THE RECORDS ->
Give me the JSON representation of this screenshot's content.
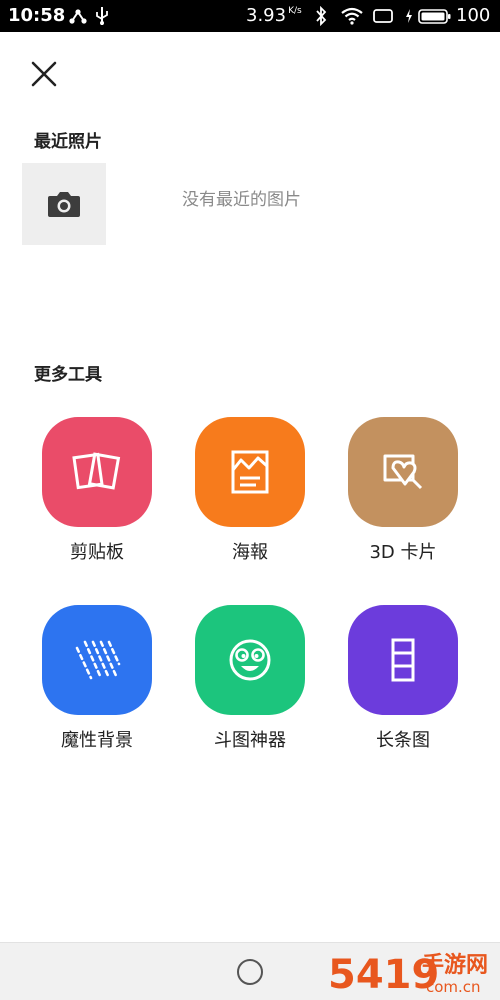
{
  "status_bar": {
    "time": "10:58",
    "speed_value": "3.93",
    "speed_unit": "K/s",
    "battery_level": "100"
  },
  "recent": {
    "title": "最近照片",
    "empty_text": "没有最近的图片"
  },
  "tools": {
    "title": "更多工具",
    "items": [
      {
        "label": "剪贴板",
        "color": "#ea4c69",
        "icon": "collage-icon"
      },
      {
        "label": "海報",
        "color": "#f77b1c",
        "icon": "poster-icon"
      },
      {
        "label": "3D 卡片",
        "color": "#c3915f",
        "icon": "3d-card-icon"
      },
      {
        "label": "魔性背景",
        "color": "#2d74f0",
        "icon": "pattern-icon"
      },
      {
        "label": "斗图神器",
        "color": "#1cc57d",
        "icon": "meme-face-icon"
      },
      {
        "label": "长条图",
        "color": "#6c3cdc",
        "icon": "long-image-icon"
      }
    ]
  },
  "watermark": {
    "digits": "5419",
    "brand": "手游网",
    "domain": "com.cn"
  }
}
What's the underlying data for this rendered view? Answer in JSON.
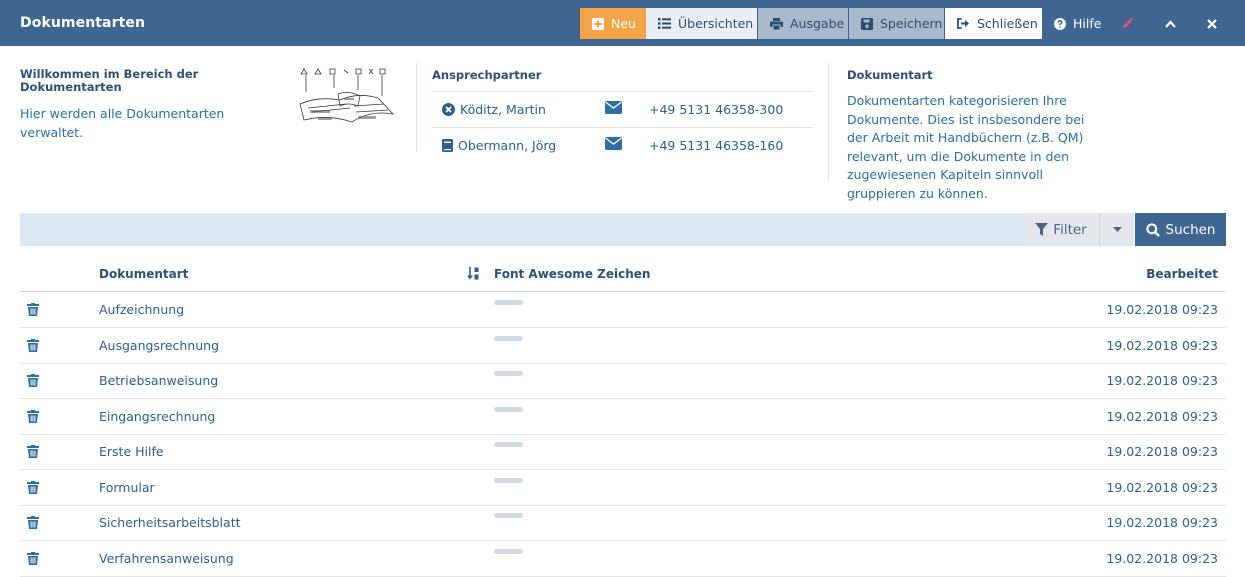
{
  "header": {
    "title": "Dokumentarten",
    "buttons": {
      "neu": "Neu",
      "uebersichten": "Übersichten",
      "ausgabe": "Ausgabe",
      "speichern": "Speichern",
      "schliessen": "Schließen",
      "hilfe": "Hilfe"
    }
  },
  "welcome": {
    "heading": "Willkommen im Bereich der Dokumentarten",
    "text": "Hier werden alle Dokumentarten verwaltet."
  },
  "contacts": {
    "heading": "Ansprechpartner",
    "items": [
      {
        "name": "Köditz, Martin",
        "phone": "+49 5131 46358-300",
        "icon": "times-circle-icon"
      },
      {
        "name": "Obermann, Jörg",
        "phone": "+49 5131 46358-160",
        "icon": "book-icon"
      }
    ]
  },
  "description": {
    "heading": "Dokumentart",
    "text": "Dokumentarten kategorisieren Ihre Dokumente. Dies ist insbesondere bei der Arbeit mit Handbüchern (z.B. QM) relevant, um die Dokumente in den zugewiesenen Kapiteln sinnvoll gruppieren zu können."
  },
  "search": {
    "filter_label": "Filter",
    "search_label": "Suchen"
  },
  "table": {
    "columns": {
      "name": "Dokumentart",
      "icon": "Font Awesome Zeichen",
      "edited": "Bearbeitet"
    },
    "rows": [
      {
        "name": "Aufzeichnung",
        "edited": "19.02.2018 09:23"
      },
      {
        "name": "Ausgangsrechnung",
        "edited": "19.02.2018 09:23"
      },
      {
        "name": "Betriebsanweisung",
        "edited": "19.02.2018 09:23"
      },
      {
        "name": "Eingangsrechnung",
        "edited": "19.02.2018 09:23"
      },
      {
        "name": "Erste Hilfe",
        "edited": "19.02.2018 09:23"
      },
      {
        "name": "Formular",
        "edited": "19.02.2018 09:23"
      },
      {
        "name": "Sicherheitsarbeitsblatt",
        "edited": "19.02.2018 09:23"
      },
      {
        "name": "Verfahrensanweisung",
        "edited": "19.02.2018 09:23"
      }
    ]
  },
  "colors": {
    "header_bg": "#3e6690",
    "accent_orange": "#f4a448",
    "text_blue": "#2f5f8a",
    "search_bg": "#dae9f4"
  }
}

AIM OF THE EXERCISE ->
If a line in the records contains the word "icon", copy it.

EXERCISE SOLUTION ->
        "icon": "collage-icon"
        "icon": "poster-icon"
        "icon": "3d-card-icon"
        "icon": "pattern-icon"
        "icon": "meme-face-icon"
        "icon": "long-image-icon"
        "icon": "times-circle-icon"
        "icon": "book-icon"
      "icon": "Font Awesome Zeichen",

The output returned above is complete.